## Exercise data:
++++++++++

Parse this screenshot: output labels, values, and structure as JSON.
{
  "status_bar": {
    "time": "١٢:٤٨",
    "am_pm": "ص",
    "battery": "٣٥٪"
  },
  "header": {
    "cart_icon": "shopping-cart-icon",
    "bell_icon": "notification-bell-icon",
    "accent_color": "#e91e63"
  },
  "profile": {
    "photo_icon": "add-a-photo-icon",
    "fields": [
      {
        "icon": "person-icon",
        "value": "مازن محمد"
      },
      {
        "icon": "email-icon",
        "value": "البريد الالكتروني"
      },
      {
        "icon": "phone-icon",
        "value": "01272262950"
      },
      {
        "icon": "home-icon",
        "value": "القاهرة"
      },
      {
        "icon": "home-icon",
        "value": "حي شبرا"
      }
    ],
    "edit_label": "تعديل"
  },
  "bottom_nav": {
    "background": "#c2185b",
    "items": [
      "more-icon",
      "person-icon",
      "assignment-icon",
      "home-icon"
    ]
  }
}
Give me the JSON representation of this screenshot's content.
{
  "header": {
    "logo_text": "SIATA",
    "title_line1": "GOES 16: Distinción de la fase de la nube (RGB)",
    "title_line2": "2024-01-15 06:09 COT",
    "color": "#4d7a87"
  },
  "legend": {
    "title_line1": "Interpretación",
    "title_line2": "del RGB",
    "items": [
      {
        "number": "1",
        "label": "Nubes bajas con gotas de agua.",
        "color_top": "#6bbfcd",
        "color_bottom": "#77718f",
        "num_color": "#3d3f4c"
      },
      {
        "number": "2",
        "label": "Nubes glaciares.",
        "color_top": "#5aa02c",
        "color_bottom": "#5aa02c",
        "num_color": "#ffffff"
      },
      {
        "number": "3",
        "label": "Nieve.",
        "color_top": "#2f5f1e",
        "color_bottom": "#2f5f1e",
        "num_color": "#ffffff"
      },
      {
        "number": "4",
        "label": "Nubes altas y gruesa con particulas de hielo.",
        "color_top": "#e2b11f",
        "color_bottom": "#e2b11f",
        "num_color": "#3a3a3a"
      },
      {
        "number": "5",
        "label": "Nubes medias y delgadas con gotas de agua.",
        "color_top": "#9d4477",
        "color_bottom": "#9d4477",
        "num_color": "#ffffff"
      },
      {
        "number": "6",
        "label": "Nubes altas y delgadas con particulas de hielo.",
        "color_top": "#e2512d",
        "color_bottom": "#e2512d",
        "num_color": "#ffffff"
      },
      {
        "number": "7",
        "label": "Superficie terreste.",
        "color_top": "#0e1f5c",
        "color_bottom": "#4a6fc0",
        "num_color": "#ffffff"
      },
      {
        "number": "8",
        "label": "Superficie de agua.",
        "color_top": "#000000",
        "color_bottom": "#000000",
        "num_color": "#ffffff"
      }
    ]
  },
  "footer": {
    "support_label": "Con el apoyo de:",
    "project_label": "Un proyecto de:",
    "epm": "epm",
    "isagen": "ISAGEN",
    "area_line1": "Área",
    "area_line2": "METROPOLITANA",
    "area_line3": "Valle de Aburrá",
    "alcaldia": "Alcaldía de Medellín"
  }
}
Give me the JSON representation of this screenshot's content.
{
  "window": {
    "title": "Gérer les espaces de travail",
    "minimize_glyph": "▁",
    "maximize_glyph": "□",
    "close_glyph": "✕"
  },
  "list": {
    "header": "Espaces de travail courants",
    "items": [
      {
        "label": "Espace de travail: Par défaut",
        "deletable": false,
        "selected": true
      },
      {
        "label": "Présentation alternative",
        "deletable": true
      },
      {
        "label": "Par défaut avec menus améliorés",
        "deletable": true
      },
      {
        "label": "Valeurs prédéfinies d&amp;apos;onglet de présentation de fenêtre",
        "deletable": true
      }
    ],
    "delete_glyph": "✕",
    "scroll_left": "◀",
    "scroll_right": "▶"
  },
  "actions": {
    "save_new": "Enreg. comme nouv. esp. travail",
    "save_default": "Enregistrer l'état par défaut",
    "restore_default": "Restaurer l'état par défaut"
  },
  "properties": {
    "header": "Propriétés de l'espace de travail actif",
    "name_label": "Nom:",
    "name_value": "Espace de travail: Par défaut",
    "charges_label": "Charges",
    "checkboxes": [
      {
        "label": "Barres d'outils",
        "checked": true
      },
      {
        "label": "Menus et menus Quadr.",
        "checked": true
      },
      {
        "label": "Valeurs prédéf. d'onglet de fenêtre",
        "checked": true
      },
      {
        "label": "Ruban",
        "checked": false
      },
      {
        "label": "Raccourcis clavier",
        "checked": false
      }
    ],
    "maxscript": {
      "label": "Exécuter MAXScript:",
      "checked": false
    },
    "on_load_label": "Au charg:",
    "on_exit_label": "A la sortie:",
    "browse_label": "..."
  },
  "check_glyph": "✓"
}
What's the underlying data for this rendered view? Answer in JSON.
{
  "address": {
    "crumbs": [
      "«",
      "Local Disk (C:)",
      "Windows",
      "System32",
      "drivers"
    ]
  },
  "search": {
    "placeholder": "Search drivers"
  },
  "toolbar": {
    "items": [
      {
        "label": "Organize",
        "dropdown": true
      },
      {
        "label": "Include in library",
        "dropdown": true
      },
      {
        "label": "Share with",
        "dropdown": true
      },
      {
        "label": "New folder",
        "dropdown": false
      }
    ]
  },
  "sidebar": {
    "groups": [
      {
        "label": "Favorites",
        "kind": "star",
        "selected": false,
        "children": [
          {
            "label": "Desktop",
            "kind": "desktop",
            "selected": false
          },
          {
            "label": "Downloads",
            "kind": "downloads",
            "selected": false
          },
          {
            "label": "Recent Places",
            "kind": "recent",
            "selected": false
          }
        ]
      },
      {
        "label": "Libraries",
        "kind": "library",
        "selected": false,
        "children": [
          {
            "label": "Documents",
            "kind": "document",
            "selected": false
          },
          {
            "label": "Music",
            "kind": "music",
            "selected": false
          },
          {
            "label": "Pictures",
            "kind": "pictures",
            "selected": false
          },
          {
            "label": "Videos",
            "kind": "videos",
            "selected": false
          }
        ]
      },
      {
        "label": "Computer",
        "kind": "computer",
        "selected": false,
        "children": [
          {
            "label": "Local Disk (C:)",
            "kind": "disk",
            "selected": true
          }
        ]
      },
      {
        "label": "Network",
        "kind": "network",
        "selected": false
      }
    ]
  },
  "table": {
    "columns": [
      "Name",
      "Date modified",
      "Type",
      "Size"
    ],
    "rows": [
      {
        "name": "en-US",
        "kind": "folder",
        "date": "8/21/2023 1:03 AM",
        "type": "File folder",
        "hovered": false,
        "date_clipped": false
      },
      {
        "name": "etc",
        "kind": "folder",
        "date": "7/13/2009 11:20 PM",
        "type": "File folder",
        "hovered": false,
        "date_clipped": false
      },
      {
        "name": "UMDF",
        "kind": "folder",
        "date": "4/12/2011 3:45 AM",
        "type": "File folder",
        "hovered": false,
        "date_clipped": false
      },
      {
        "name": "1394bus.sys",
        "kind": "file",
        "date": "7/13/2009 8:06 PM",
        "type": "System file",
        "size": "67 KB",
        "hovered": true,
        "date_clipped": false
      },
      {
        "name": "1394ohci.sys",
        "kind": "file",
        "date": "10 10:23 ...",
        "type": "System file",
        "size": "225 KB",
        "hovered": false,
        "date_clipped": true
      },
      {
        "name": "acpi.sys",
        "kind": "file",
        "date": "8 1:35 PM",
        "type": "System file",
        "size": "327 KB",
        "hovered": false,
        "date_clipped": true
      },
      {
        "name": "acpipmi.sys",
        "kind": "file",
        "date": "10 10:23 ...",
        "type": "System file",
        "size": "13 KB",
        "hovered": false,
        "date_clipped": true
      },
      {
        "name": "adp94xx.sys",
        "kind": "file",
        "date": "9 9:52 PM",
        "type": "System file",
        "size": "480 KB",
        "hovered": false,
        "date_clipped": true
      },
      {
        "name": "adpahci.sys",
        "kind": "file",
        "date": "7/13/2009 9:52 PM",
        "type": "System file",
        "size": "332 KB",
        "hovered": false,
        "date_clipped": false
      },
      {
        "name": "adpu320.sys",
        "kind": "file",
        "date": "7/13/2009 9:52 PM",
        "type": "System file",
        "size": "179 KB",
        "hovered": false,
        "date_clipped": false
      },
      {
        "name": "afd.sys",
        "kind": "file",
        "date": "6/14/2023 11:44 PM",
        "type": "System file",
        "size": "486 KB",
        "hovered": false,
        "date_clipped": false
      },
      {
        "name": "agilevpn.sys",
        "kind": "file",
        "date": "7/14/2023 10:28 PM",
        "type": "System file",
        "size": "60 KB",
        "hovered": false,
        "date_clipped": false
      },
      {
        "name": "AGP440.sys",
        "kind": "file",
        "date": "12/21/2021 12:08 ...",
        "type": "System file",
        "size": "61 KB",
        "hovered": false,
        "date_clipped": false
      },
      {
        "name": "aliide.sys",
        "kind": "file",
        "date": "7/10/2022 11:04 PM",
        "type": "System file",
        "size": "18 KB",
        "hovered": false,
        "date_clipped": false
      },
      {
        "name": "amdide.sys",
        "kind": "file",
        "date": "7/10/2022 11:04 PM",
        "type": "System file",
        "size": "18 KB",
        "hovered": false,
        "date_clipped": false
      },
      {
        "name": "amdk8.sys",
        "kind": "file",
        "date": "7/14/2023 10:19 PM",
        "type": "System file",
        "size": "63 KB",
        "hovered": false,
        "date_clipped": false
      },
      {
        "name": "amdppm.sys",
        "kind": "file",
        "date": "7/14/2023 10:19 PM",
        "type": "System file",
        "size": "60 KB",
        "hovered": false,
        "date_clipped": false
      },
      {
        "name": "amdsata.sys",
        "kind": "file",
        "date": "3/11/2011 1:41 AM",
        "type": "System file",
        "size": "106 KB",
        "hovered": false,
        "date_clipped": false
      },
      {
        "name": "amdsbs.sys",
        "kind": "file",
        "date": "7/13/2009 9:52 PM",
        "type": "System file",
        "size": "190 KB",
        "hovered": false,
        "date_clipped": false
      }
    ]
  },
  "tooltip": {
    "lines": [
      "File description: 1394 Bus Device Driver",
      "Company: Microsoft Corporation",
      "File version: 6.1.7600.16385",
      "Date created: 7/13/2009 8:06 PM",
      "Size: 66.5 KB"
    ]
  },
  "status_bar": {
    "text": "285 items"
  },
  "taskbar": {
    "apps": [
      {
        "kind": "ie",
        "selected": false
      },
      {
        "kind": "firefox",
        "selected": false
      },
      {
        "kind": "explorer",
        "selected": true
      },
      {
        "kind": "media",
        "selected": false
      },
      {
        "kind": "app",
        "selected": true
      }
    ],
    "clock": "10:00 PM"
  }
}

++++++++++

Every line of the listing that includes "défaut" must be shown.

        "label": "Espace de travail: Par défaut",
        "label": "Par défaut avec menus améliorés",
    "save_default": "Enregistrer l'état par défaut",
    "restore_default": "Restaurer l'état par défaut"
    "name_value": "Espace de travail: Par défaut",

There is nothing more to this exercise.